U2 – No Line On The Horizon (Interscope)
Critically bulletproof in popular culture as they are (don’t buy into the whole ‘I thought everyone hates Bono?’ thing, it’s not enough to dent their sales), it’s still pertinent to apply some sense to their latest opus, No Line On The Horizon. There are many, many mis-steps and delusions of adequacy running rampant on this terminally middle-aged album, but it’s still-more depressing to realise that this will be lapped up eternally by the masses, declaring legend status on them for nothing more than simply existing since the 80s without many gaps. Any band can do this now. Exist for more than two decades (given that you’ve had one or two very successful albums) and that counts as being a stalwart, a bastion, an example to the young ‘uns who ape you. Coldplay will achieve this, Muse will achieve this, Kings Of Leon might achieve it too. But it’s U2 who’ve pioneered the format. All those stylistic bumps in the road were completely natural, but none of them less worthy than this latest incarnation.

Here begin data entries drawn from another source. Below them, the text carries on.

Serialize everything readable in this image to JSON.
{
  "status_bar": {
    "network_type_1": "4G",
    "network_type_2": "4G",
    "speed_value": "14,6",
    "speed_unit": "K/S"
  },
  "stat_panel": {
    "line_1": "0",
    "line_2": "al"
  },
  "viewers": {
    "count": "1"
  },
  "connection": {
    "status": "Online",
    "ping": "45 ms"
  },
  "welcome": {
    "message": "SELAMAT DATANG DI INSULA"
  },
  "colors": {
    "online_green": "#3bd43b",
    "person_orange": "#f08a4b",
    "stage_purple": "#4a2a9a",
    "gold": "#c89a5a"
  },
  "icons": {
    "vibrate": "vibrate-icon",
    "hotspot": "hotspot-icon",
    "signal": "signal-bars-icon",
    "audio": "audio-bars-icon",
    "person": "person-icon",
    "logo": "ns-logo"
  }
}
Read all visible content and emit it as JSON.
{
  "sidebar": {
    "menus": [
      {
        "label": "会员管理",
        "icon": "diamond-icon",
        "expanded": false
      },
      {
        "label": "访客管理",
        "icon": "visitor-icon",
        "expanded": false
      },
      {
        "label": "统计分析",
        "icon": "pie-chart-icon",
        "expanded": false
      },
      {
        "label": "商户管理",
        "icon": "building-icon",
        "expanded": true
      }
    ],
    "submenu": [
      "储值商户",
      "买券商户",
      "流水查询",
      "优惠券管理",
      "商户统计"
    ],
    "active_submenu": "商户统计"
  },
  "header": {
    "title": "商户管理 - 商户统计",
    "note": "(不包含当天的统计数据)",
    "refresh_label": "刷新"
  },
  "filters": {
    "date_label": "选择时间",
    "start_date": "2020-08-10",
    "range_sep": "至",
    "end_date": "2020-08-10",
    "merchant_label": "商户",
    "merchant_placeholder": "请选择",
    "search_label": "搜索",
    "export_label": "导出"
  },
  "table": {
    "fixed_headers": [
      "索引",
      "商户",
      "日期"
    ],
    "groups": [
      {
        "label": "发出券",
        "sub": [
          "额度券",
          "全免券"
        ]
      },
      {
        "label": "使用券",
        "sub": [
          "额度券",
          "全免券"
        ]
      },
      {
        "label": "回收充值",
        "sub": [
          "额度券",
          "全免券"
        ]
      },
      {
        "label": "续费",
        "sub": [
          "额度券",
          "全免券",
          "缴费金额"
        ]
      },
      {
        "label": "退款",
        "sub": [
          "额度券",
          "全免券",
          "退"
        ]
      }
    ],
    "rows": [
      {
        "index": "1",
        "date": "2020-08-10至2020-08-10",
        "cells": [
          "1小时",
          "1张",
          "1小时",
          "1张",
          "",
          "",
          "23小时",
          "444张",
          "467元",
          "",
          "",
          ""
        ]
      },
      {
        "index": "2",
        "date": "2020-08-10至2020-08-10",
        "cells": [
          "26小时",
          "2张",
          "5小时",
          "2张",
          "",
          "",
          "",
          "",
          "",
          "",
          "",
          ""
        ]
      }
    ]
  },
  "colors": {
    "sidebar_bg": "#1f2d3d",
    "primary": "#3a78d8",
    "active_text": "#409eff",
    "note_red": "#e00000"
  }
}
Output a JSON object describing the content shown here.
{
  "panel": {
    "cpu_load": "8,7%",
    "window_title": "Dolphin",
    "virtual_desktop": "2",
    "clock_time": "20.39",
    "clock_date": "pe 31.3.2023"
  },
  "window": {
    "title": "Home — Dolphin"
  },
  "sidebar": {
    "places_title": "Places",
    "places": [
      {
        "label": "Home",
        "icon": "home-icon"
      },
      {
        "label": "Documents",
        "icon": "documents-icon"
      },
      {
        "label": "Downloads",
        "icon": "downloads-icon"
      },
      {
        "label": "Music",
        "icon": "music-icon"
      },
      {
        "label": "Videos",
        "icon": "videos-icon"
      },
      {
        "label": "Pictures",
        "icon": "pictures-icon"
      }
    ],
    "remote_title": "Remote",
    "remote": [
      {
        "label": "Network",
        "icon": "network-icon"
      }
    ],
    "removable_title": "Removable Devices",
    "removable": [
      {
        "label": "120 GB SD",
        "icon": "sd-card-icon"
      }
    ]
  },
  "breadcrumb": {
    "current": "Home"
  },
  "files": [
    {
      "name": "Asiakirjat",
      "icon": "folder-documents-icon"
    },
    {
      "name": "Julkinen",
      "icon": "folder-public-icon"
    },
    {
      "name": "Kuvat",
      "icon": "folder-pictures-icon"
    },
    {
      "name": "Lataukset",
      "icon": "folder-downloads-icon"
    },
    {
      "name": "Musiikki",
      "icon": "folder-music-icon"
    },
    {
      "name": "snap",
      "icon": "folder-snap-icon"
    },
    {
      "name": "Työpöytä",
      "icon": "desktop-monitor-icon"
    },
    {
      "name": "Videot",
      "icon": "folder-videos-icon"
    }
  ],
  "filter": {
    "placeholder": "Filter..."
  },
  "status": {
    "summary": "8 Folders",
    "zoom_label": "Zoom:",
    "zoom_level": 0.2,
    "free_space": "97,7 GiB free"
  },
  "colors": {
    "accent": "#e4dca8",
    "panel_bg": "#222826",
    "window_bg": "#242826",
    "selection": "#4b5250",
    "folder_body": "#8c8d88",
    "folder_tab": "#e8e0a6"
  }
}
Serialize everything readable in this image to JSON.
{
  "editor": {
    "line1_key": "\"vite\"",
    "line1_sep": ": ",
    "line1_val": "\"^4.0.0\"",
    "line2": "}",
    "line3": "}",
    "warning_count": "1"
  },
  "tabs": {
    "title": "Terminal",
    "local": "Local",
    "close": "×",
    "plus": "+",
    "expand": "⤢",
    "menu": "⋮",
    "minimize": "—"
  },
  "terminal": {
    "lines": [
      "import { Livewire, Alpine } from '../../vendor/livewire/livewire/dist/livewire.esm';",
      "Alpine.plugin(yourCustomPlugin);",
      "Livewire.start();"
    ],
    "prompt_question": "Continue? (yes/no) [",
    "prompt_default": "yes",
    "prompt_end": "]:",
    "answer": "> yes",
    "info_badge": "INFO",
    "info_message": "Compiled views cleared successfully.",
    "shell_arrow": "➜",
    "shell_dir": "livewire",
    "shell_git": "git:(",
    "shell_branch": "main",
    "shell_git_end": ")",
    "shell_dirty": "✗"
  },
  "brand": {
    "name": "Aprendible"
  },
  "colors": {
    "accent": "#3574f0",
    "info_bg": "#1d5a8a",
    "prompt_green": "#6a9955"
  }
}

U2 have become an ugly band, technically stifled by their own instrumental puerility and self-reference. No matter how many ‘best guitarist’ lists he might feature in, The Edge is responsible for only one inconosonic texture (y’know, the flighty, reverb-y stuff) – everything else is purely workmanlike. Constant valorisation of ‘the blues’ as the well from which all modern pop music is drawn is no longer an authentic maxim, but its one that is continually relied upon the great ‘innovator’. In an interview with Radio 4’s Front Row programme, The Edge claimed that lead single Get On Your Boots was some sort of return to a straight-ahead rock song for the band. Nothing like Vertigo, Elevation, or Beautiful Day, then. Barely anything here is not frustratingly easy, tonal, faux-dramatic and predictable. A particularly bad offender is Moment Of Surrender. Needlessly grandiose, too overly simplistic to warrant length over seven minutes and a vocal delivery so over-earnest it can’t be taken seriously. Top it off with weak, tremulous and unbalanced vocal harmonies with little-to-none of the requisite resonance to engender an emotional response, and U2’s crimes seem to be ever-increasing.
Musically, things are bad, but Bono’s characterful poetry could at least provide interest. Sadly, lyrics don’t come more dullardly than “I don’t wanna talk about the war between nations…” on Get On Your Boots. Clearly, Paul, you do want to talk about the war between nations. If not, then what has the Christ-like philanthropy period of career actually been about? This little ‘sexy’ song is just disgusting. So fond is he of asking pointless questions (we all know that an African child dies every two seconds, and we’re very upset about it too) and making sweeping statements designed to encourage rounds of applause that it’s dropped into his heinously conceited and stylised lyrics. Whether it’s desperate grabs at party lingo (try “I’m gonna go crazy if I don’t go crazy!” on the similarly-named track) or the inane natural evocations of the African sunrise on Fez: Being Born, the whole is a verbal crisis. It seems, maybe through no fault of the band, that every line has been conceived so it’ll be quotable. They strive for resonance, but fail to remain relevant (there’s little worse than an ensemble chant of “re-boot yourself” on Unknown Caller… get with it Grandad! You’ve spilt tea on my I-Phone! Etc etc.)
There’s an awful guitar solo on Breathe, one of those ‘pick three notes and play them gradually faster’ tricks that were fatigued by 1990 at the latest – strangely alongside the only respectable vocal harmonies on the whole album. That, though brief, is strangely symptomatic of No Line On The Horizon. Several wrong elements combine for the duration; for one, there’s absolutely nothing here that hasn’t been done better before by U2 themselves, they’re still trading on legend status that has been unjustly awarded to them, and their viewpoints don’t ever coalesce into a unified message like on stronger efforts. It will sell and continue the legend of U2 rolling on, but another one like this could seriously find them out of favour with even the most foolish and lightweight of tastemakers.
No Line On The Horizon is out fucking everywhere now.